Google’s BigQuery is a fully managed, serverless data warehouse service. It automatically scales to match storage and computing power needs, hiding underlying hardware, database, nodes, and configuration details. This cloud data warehouse provides columnar and ANSI SQL databases that can analyze terabytes to petabytes of data at incredible speeds. Other key features of BigQuery include doing Geospatial analysis with BigQuery GIS. Moreover, data scientists and data analysts can quickly build and operationalize ML models on wide-ranging structured or semi-structured data using simple SQL—in no time. Moreover, there is an available BigQuery BI Engine that allows interactive real-time data analysis with high accuracy.

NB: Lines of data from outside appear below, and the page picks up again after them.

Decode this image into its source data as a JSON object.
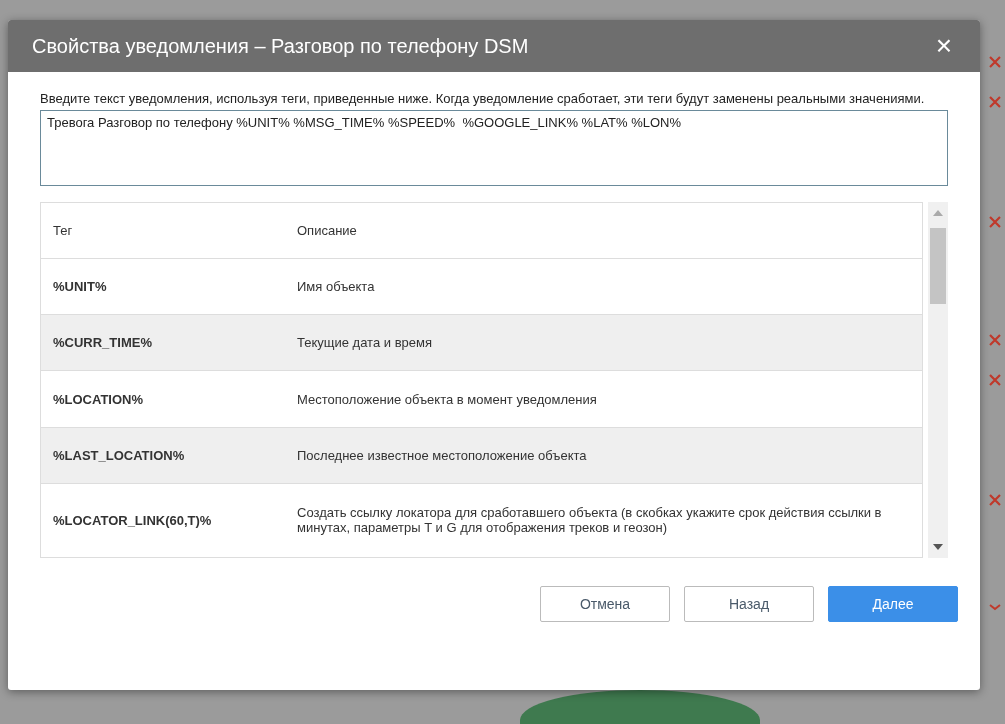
{
  "dialog": {
    "title": "Свойства уведомления – Разговор по телефону DSM",
    "close": "×",
    "instructions": "Введите текст уведомления, используя теги, приведенные ниже. Когда уведомление сработает, эти теги будут заменены реальными значениями.",
    "message": "Тревога Разговор по телефону %UNIT% %MSG_TIME% %SPEED%  %GOOGLE_LINK% %LAT% %LON%",
    "table": {
      "columns": [
        "Тег",
        "Описание"
      ],
      "rows": [
        {
          "tag": "%UNIT%",
          "description": "Имя объекта"
        },
        {
          "tag": "%CURR_TIME%",
          "description": "Текущие дата и время"
        },
        {
          "tag": "%LOCATION%",
          "description": "Местоположение объекта в момент уведомления"
        },
        {
          "tag": "%LAST_LOCATION%",
          "description": "Последнее известное местоположение объекта"
        },
        {
          "tag": "%LOCATOR_LINK(60,T)%",
          "description": "Создать ссылку локатора для сработавшего объекта (в скобках укажите срок действия ссылки в минутах, параметры T и G для отображения треков и геозон)"
        }
      ]
    },
    "buttons": [
      {
        "label": "Отмена",
        "kind": "secondary"
      },
      {
        "label": "Назад",
        "kind": "secondary"
      },
      {
        "label": "Далее",
        "kind": "primary"
      }
    ]
  }
}
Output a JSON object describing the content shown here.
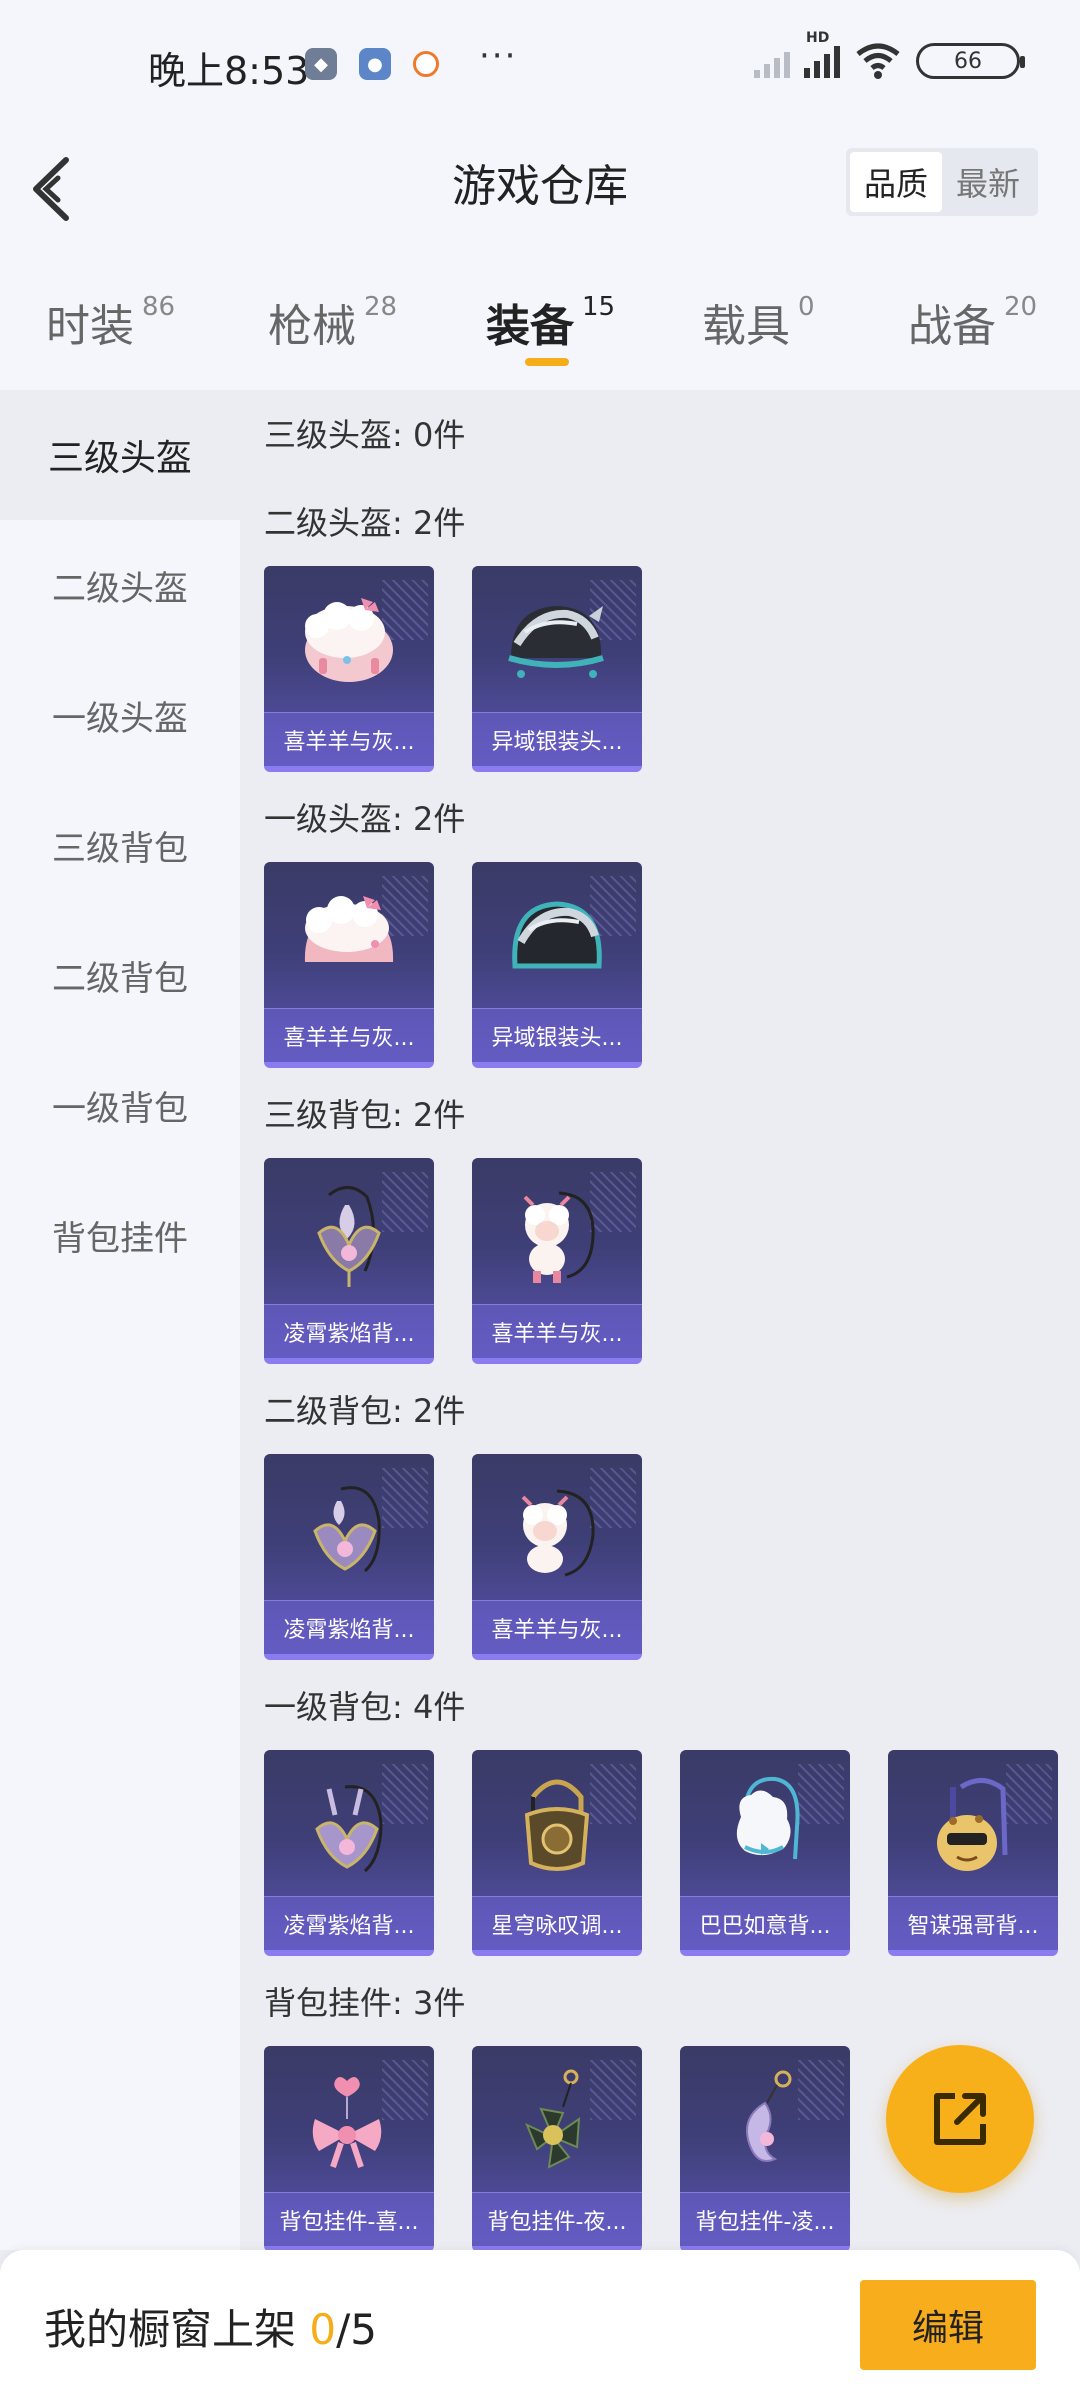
{
  "status_bar": {
    "time": "晚上8:53",
    "battery": "66",
    "network": "HD"
  },
  "header": {
    "title": "游戏仓库",
    "sort_options": [
      "品质",
      "最新"
    ],
    "active_sort": "品质"
  },
  "tabs": [
    {
      "label": "时装",
      "count": "86"
    },
    {
      "label": "枪械",
      "count": "28"
    },
    {
      "label": "装备",
      "count": "15"
    },
    {
      "label": "载具",
      "count": "0"
    },
    {
      "label": "战备",
      "count": "20"
    }
  ],
  "sidebar": {
    "items": [
      "三级头盔",
      "二级头盔",
      "一级头盔",
      "三级背包",
      "二级背包",
      "一级背包",
      "背包挂件"
    ]
  },
  "sections": [
    {
      "title": "三级头盔: 0件",
      "items": []
    },
    {
      "title": "二级头盔: 2件",
      "items": [
        {
          "name": "喜羊羊与灰...",
          "icon": "pink-sheep-helmet-icon"
        },
        {
          "name": "异域银装头...",
          "icon": "silver-helmet-icon"
        }
      ]
    },
    {
      "title": "一级头盔: 2件",
      "items": [
        {
          "name": "喜羊羊与灰...",
          "icon": "pink-sheep-helmet-icon"
        },
        {
          "name": "异域银装头...",
          "icon": "silver-helmet-icon"
        }
      ]
    },
    {
      "title": "三级背包: 2件",
      "items": [
        {
          "name": "凌霄紫焰背...",
          "icon": "purple-flame-backpack-icon"
        },
        {
          "name": "喜羊羊与灰...",
          "icon": "sheep-backpack-icon"
        }
      ]
    },
    {
      "title": "二级背包: 2件",
      "items": [
        {
          "name": "凌霄紫焰背...",
          "icon": "purple-flame-backpack-icon"
        },
        {
          "name": "喜羊羊与灰...",
          "icon": "sheep-backpack-icon"
        }
      ]
    },
    {
      "title": "一级背包: 4件",
      "items": [
        {
          "name": "凌霄紫焰背...",
          "icon": "purple-flame-backpack-icon"
        },
        {
          "name": "星穹咏叹调...",
          "icon": "gold-backpack-icon"
        },
        {
          "name": "巴巴如意背...",
          "icon": "white-bun-backpack-icon"
        },
        {
          "name": "智谋强哥背...",
          "icon": "cartoon-face-backpack-icon"
        }
      ]
    },
    {
      "title": "背包挂件: 3件",
      "items": [
        {
          "name": "背包挂件-喜...",
          "icon": "pink-bow-charm-icon"
        },
        {
          "name": "背包挂件-夜...",
          "icon": "dark-flower-charm-icon"
        },
        {
          "name": "背包挂件-凌...",
          "icon": "purple-flame-charm-icon"
        }
      ]
    }
  ],
  "bottom_bar": {
    "label": "我的橱窗上架",
    "count": "0",
    "total": "/5",
    "edit_button": "编辑"
  },
  "colors": {
    "accent": "#f8ad1c",
    "card_bg": "#3f3f78",
    "card_border": "#8a7cf0"
  }
}
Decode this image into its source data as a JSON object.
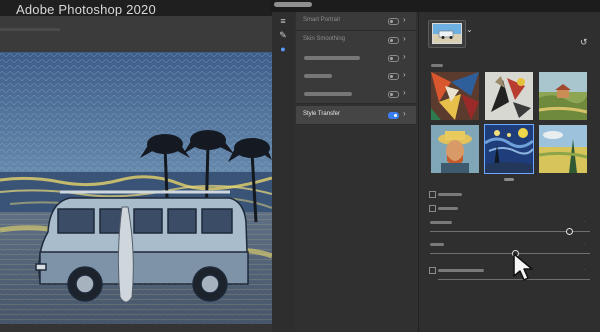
{
  "app": {
    "title": "Adobe Photoshop 2020"
  },
  "filters": {
    "items": [
      {
        "label": "Smart Portrait",
        "enabled": false
      },
      {
        "label": "Skin Smoothing",
        "enabled": false
      },
      {
        "label": "",
        "enabled": false
      },
      {
        "label": "",
        "enabled": false
      },
      {
        "label": "",
        "enabled": false
      },
      {
        "label": "Style Transfer",
        "enabled": true
      }
    ]
  },
  "style_transfer": {
    "styles": [
      {
        "name": "cubist-abstract",
        "selected": false
      },
      {
        "name": "abstract-figures",
        "selected": false
      },
      {
        "name": "landscape-painting",
        "selected": false
      },
      {
        "name": "van-gogh-self-portrait",
        "selected": false
      },
      {
        "name": "starry-night",
        "selected": true
      },
      {
        "name": "wheat-field",
        "selected": false
      }
    ]
  },
  "icons": {
    "reset": "reset-icon",
    "chevron": "chevron-right-icon",
    "dropdown": "chevron-down-icon"
  },
  "colors": {
    "accent": "#3b7ef0",
    "selected_border": "#6fa6ff"
  }
}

Snowflake is the first multi-cloud data warehouse on AWS, GCP, and Azure. It is fully managed but doesn’t run on its own cloud. In addition, Snowflake features global data replication that allows moving data to any cloud in any region without re-coding applications or learning new skills. It will enable you to spin up as many virtual warehouses as you need to parallelize and isolate the performance of individual queries. You can access this MPP cloud-based solution through a web browser, the command line, an analytics platform, or Snowflake JDBC, ODBC, or other supported drivers. It also has native support for document store formats like JSON, PRC, XML and it further supports ACID-compliant relational processing.
Azure Synapse Analytics
Microsoft with Azure Synapse Analytics brings together enterprise data warehousing and big data analytics. Like AWS, this azure data warehouse also supports querying either provisioned resources or on-demand serverless data. It is a cloud-native service with a distributed SQL processing engine built on the foundation of SQL server supporting high demanding enterprise data warehousing workloads. It supports a unified experience to ingest, prepare, manage, and serve data for various business needs. In addition, Azure Synapse supports and saves data in the form of columnar storage and abstracts physical machines by representing compute power in the form of data warehouse units. It allows users to scale compute resources quickly and seamlessly at will. Further, it supports limitless scale, converged analytics along unmatched security.
Options available in the market are many and serve different business use-cases in different scales. Whichever cloud-based data warehouse service you decide on to fulfill your business requirements, keep in mind to thoroughly analyze the use-cases. You may also need help from data scientists, business analysts and other decision makers using analytics to re-define ETL processes to abstract reports the way they need it. For additional help, you should also check data warehouse development best practices discussed with step-by-step processes which should be considered before embarking on data warehouse services.